◆ Task goal: Your result will be the set of lines with "document", copied from the material below.
[Information provided — start]
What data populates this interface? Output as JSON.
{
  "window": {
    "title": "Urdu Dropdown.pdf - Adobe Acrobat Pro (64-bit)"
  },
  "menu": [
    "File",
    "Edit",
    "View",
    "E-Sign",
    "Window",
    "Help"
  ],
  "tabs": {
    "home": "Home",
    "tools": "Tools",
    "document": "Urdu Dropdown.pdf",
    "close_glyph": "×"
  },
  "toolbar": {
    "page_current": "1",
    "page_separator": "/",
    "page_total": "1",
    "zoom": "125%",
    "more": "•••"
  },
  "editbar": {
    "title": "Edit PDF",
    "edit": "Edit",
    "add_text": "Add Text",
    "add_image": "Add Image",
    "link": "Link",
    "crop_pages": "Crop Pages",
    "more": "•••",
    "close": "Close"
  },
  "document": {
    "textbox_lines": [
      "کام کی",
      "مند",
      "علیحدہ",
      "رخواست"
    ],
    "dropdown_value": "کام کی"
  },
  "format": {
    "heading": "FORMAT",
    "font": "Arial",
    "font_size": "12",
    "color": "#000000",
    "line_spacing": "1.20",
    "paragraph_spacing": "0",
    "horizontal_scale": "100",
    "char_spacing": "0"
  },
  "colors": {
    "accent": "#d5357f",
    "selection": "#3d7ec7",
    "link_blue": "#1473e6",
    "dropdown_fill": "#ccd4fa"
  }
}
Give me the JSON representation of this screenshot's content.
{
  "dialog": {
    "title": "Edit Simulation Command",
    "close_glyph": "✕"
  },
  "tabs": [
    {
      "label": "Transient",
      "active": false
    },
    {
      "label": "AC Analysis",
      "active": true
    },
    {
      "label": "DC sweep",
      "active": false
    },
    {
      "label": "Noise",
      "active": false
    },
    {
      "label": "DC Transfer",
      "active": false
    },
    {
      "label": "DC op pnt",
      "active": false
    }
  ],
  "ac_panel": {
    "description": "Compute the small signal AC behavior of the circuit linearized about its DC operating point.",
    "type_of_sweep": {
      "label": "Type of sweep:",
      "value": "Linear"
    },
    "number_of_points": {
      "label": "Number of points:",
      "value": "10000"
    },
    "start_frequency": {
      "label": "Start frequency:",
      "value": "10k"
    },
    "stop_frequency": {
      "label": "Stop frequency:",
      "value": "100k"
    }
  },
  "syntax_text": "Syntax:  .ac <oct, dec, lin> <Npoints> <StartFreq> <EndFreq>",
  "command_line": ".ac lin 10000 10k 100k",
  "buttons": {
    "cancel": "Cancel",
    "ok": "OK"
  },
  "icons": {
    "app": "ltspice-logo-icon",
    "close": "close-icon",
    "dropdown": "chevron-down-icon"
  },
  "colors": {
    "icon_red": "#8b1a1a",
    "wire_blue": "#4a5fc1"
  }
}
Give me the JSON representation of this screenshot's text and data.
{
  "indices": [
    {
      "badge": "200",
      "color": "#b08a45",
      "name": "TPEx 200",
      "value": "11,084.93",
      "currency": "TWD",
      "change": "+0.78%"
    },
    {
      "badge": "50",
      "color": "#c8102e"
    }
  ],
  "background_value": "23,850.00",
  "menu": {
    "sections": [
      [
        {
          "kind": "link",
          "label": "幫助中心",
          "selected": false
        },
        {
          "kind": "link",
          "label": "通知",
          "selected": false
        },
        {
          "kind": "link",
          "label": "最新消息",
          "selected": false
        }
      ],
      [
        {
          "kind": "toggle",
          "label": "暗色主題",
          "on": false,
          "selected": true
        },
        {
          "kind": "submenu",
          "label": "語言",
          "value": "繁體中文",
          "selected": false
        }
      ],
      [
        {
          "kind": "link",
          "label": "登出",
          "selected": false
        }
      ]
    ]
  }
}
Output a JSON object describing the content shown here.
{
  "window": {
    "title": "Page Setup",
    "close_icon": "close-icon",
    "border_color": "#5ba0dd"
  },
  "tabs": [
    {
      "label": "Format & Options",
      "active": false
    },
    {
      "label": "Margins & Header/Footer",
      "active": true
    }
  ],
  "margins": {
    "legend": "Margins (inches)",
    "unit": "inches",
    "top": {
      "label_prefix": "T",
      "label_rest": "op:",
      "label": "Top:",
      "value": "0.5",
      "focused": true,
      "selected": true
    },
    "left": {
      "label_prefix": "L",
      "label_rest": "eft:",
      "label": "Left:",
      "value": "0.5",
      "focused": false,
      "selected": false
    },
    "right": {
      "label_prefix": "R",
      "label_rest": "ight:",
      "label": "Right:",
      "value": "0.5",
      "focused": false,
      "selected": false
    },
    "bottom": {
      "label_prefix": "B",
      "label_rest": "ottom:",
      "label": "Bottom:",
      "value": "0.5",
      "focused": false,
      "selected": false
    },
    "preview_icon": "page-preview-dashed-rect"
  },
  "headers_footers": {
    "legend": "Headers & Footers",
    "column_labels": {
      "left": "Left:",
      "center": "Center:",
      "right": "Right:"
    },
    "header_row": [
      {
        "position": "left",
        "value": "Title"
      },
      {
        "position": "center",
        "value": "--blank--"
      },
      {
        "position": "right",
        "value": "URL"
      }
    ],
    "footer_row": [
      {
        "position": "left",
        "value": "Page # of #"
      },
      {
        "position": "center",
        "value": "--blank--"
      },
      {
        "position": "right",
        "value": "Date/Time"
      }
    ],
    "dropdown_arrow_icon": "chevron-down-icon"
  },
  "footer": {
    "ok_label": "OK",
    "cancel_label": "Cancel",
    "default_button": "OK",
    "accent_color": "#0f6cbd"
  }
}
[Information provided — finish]
◆ Task output:
    "document": "Urdu Dropdown.pdf",
  "document": {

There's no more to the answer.